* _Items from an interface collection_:

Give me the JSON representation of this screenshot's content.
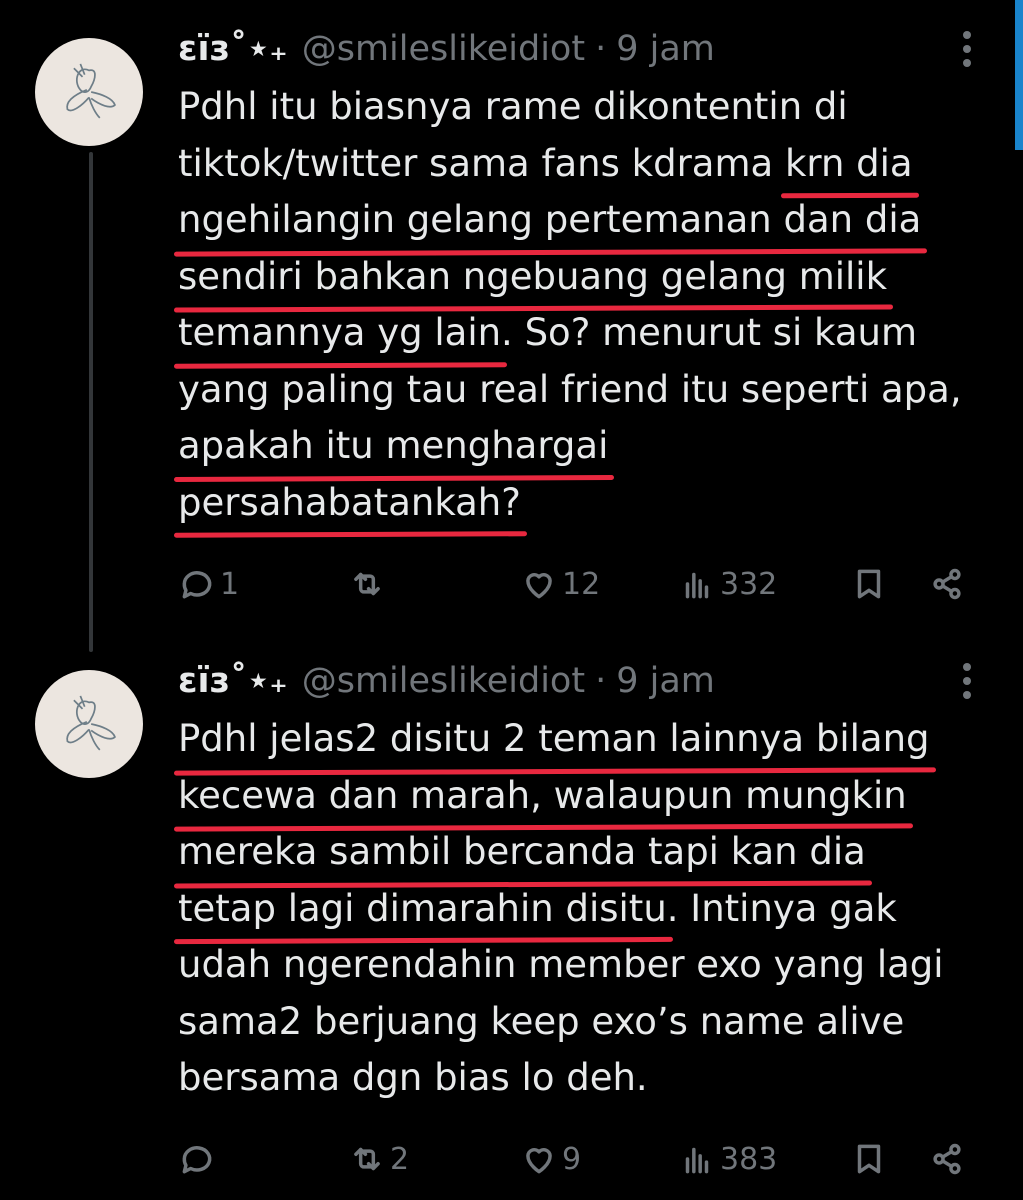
{
  "tweets": [
    {
      "display_name": "εïз˚⋆₊",
      "handle": "@smileslikeidiot",
      "separator": "·",
      "time": "9 jam",
      "lines": [
        [
          {
            "t": "Pdhl itu biasnya rame dikontentin di"
          }
        ],
        [
          {
            "t": "tiktok/twitter sama fans kdrama "
          },
          {
            "t": "krn dia",
            "u": true
          }
        ],
        [
          {
            "t": "ngehilangin gelang pertemanan dan dia",
            "u": true
          }
        ],
        [
          {
            "t": "sendiri bahkan ngebuang gelang milik",
            "u": true
          }
        ],
        [
          {
            "t": "temannya yg lain",
            "u": true
          },
          {
            "t": ". So? menurut si kaum"
          }
        ],
        [
          {
            "t": "yang paling tau real friend itu seperti apa,"
          }
        ],
        [
          {
            "t": "apakah itu menghargai",
            "u": true
          }
        ],
        [
          {
            "t": "persahabatankah?",
            "u": true
          }
        ]
      ],
      "replies": "1",
      "retweets": "",
      "likes": "12",
      "views": "332"
    },
    {
      "display_name": "εïз˚⋆₊",
      "handle": "@smileslikeidiot",
      "separator": "·",
      "time": "9 jam",
      "lines": [
        [
          {
            "t": "Pdhl jelas2 disitu 2 teman lainnya bilang",
            "u": true
          }
        ],
        [
          {
            "t": "kecewa dan marah, walaupun mungkin",
            "u": true
          }
        ],
        [
          {
            "t": "mereka sambil bercanda tapi kan dia",
            "u": true
          }
        ],
        [
          {
            "t": "tetap lagi dimarahin disitu",
            "u": true
          },
          {
            "t": ". Intinya gak"
          }
        ],
        [
          {
            "t": "udah ngerendahin member exo yang lagi"
          }
        ],
        [
          {
            "t": "sama2 berjuang keep exo’s name alive"
          }
        ],
        [
          {
            "t": "bersama dgn bias lo deh."
          }
        ]
      ],
      "replies": "",
      "retweets": "2",
      "likes": "9",
      "views": "383"
    }
  ],
  "colors": {
    "background": "#000000",
    "text": "#e7e9ea",
    "muted": "#71767b",
    "underline": "#e8283f",
    "avatar_bg": "#ece6e0"
  },
  "icons": [
    "reply-icon",
    "retweet-icon",
    "like-icon",
    "views-icon",
    "bookmark-icon",
    "share-icon",
    "more-icon"
  ]
}
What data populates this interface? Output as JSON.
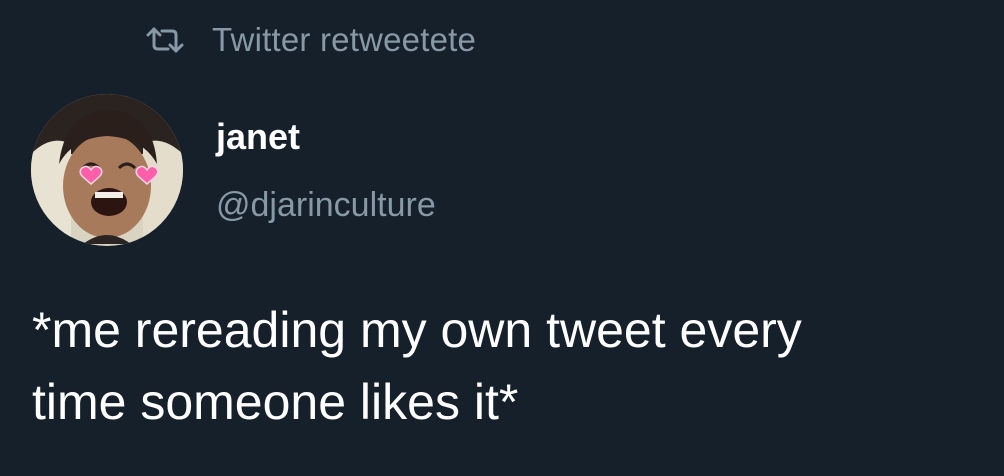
{
  "retweet": {
    "icon": "retweet-icon",
    "label": "Twitter retweetete"
  },
  "author": {
    "avatar_icon": "avatar-photo",
    "display_name": "janet",
    "handle": "@djarinculture"
  },
  "tweet": {
    "line1": "*me rereading my own tweet every",
    "line2": "time someone likes it*"
  },
  "colors": {
    "background": "#15202b",
    "primary_text": "#ffffff",
    "secondary_text": "#8899a6"
  }
}
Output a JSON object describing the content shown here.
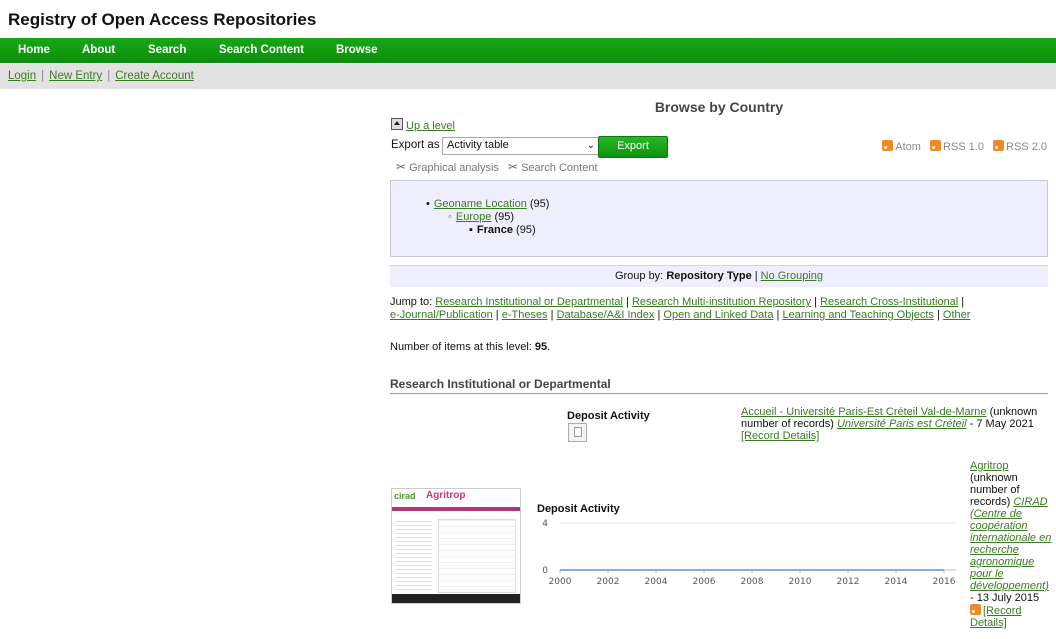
{
  "site_title": "Registry of Open Access Repositories",
  "nav": [
    "Home",
    "About",
    "Search",
    "Search Content",
    "Browse"
  ],
  "sublinks": [
    "Login",
    "New Entry",
    "Create Account"
  ],
  "page_heading": "Browse by Country",
  "up_level": "Up a level",
  "export": {
    "label": "Export as",
    "selected": "Activity table",
    "button": "Export"
  },
  "feeds": [
    "Atom",
    "RSS 1.0",
    "RSS 2.0"
  ],
  "tools": [
    "Graphical analysis",
    "Search Content"
  ],
  "tree": {
    "level1_label": "Geoname Location",
    "level1_count": "(95)",
    "level2_label": "Europe",
    "level2_count": "(95)",
    "level3_label": "France",
    "level3_count": "(95)"
  },
  "groupby": {
    "prefix": "Group by:",
    "current": "Repository Type",
    "sep": "|",
    "alt": "No Grouping"
  },
  "jump": {
    "prefix": "Jump to:",
    "links": [
      "Research Institutional or Departmental",
      "Research Multi-institution Repository",
      "Research Cross-Institutional",
      "e-Journal/Publication",
      "e-Theses",
      "Database/A&I Index",
      "Open and Linked Data",
      "Learning and Teaching Objects",
      "Other"
    ]
  },
  "count": {
    "prefix": "Number of items at this level:",
    "value": "95",
    "suffix": "."
  },
  "section_title": "Research Institutional or Departmental",
  "entry1": {
    "deposit_activity": "Deposit Activity",
    "name": "Accueil - Université Paris-Est Créteil Val-de-Marne",
    "records": " (unknown number of records) ",
    "org": "Université Paris est Créteil",
    "date": " - 7 May 2021",
    "details": "[Record Details]"
  },
  "entry2": {
    "thumb_logo": "cirad",
    "thumb_logo2": "Agritrop",
    "name": "Agritrop",
    "records": " (unknown number of records) ",
    "org": "CIRAD (Centre de coopération internationale en recherche agronomique pour le développement)",
    "date": " - 13 July 2015",
    "details": "[Record Details]"
  },
  "chart_data": {
    "type": "line",
    "title": "Deposit Activity",
    "x": [
      2000,
      2002,
      2004,
      2006,
      2008,
      2010,
      2012,
      2014,
      2016
    ],
    "series": [
      {
        "values": [
          0,
          0,
          0,
          0,
          0,
          0,
          0,
          0,
          0
        ]
      }
    ],
    "xlim": [
      2000,
      2016.5
    ],
    "ylim": [
      0,
      4
    ],
    "yticks": [
      0,
      4
    ],
    "xticks": [
      "2000",
      "2002",
      "2004",
      "2006",
      "2008",
      "2010",
      "2012",
      "2014",
      "2016"
    ],
    "grid": true,
    "colors": {
      "line": "#6a8fd6",
      "grid": "#e6e6e6",
      "axis": "#bbb"
    }
  }
}
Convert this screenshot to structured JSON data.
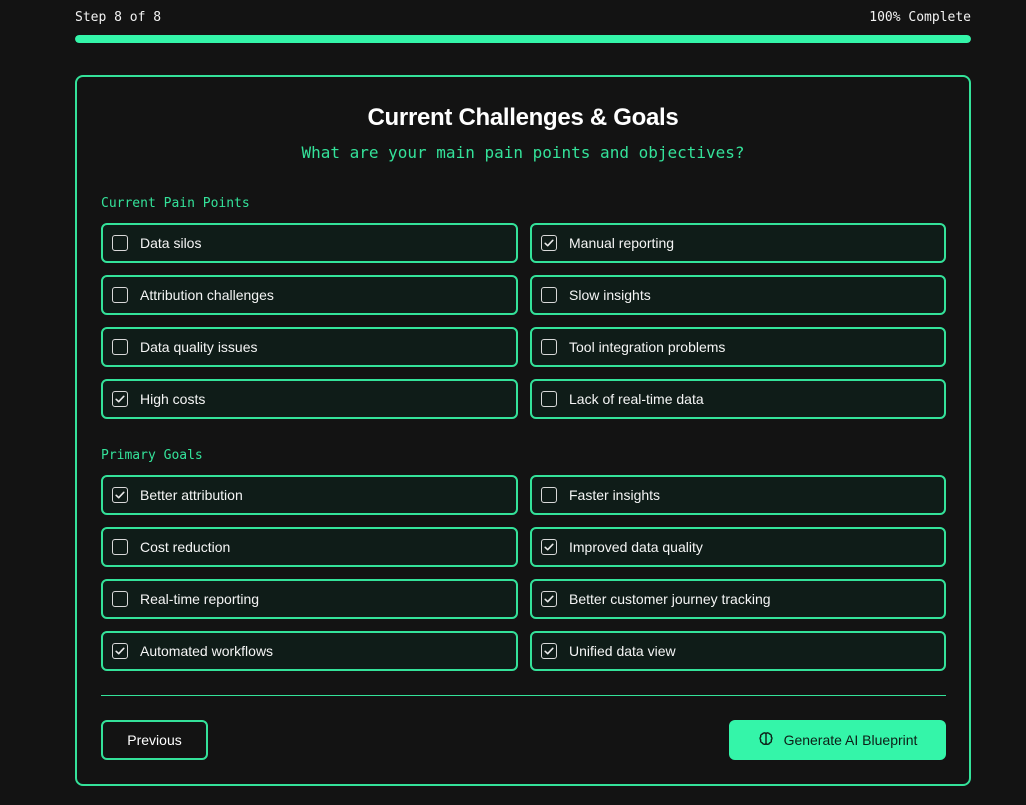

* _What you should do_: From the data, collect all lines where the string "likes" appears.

* _Solution for this exercise_:
      "likes": "12",
      "likes": "9",
    "line2": "time someone likes it*"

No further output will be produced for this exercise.